Ronald Regan

Politics and Terrorism: How Does It Affect Elections?

After the weekend of many terrible tragedies throughout the country, citizens have turned to the people we have elected in our moments of crisis. But what exactly do we look for in these public figures in our times of need?

One of the most iconic speeches to be delivered in a time of crisis was in Jan. 28, 1986, when President Ronald Regan addressed the nation of the explosion of the Space Shuttle Challenger.

It was the day President Regan was to prepare for his State of the Union address, but instead delivered a speech that would be one of the highlights of his career.  “The future doesn’t belong to the fainthearted; it belongs to the brave. The Challenger crew was pulling us into the future, and we’ll continue to follow them.”

He honored the lives that were lost and made the country feel united. Former House of Representatives Tip O’Niell wrote in his book, “it was a trying day for all Americans and Ronald Reagan spoke to our highest ideals.”

The nation looks for comfort in the people they vote to put in office and that is what they should be getting.  Once a tragedy takes place, people expect that politicians know the details of the occurrence and do what they can for everyone to be safe. 

According to The Hill, “Civilans need to know if they are safe, if this is or is not an attack, and what they should do to stay out of harms way.”

With the election only 50 days away, how a politician, or a candidate, reacts to an attack or a tragedy can effect how the public perceives them.


In the book, Democracy at Risk: How Terrorist Threats Affect the Public, authors Jennifer Merolla and Elizabeth Zechmeister realized in their experiments that people have a decline in social trust after a terrorist attack, which inclines them to find answers in a more authoritative figure.

Zechmeister explains, “threatened individuals not only seek out strong leadership but they come to perceive otherwise ordinary leaders as extraordinary.”

The research further explained why these results to how people respond to terrorist threats should be concerning. Even if the political ideals of someone shift temporarily, this could affect long term legislation.

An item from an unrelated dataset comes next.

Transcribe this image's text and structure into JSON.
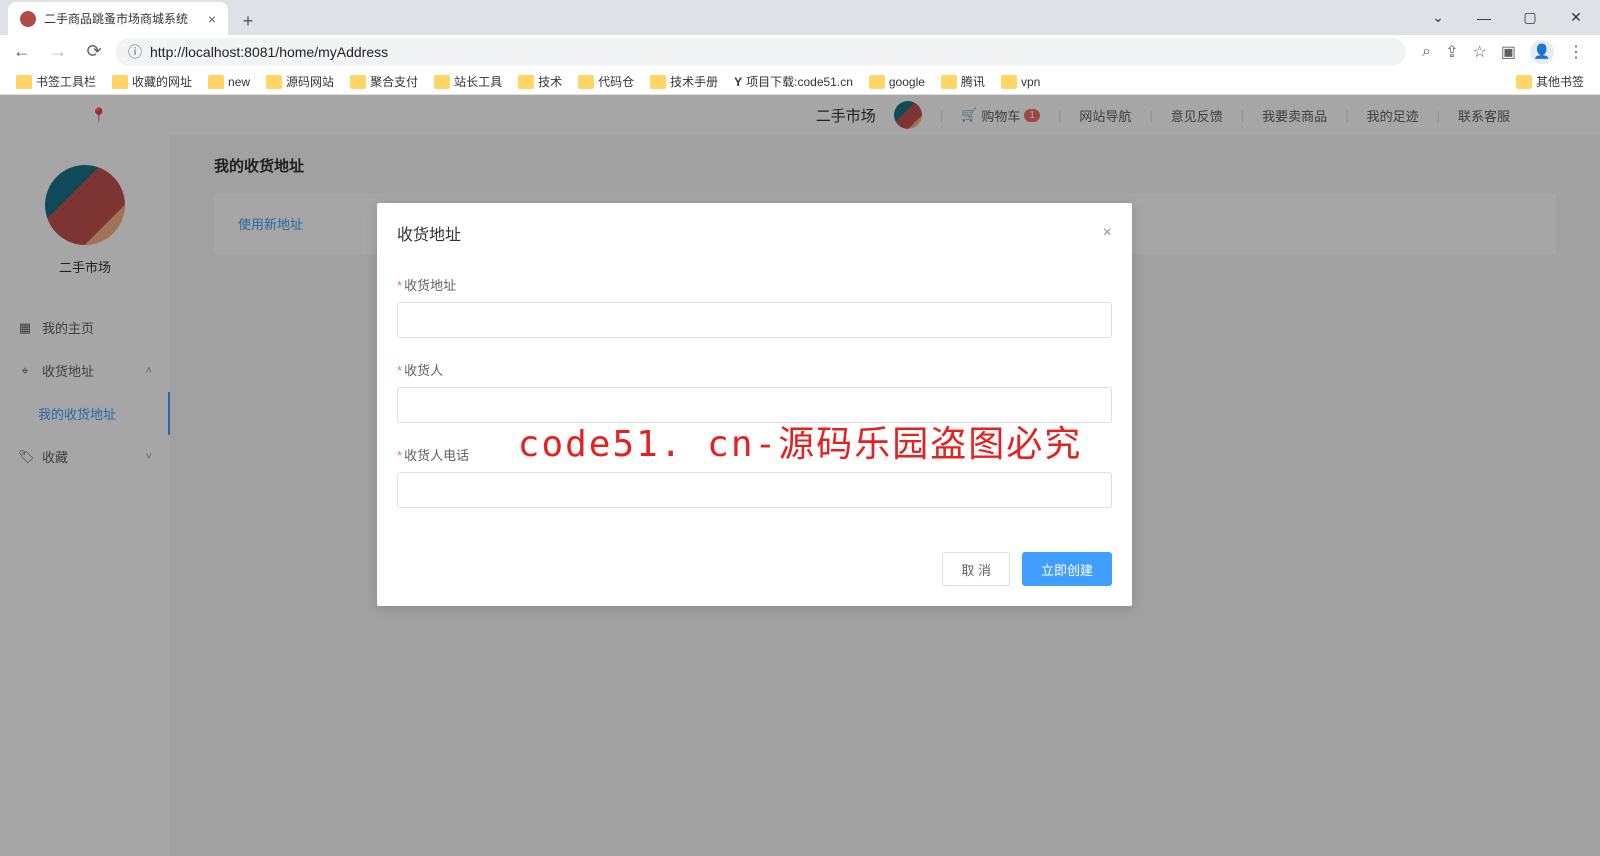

Terrorism has played a very valuable part in pervious elections. According to James Campbell, in Why Bush Won the Presidential Election of 2004, the horrible events of 9/11 may have helped President Bush stay in office for one more term. The Iraq War divided voters, but many of them felt as they could trust President Bush according to Campbell.

On Sept. 17, after being briefed by staffed, Clinton’s first response to the attacks was, “I have been briefed about the bombings in New York and New Jersey and the attack in Minnesota. Obviously we need to do everything we can to support our first responders, also to pray for the victims. We have to let this investigation unfold. We have been in touch with various officials, including the mayor’s office in New York, to learn what they are discovering as they conduct this investigation. And I will have more to say about it when we have some facts.”

On the same day, Trump’s first reaction to the attacks was, “Just before I got off the plane, a bomb went off in New York and nobody knows exactly what’s going on,” before officials had determined the cause of the explosion, within 30 minutes of the initial reports of an explosion in New York.

Natorye Miller, a senior communication major, said, “When it comes to terror attacks or threats, I think it is very important for a politician to make us feel safe. From local to national, I really count on them to make sure that my family and friends are safe. And that is something that is important to look at when electing someone into office.”

Polling from both ABC News and The Washington Post have shown that Clinton’s advatage over Trump on terrorism issues jumped in the aftermath of the June attack at Pluse gay bar in Orlando, because of Trump’s lack of empathy.

Our hearts go out to the 40 people injured in the recent attacks this weekend.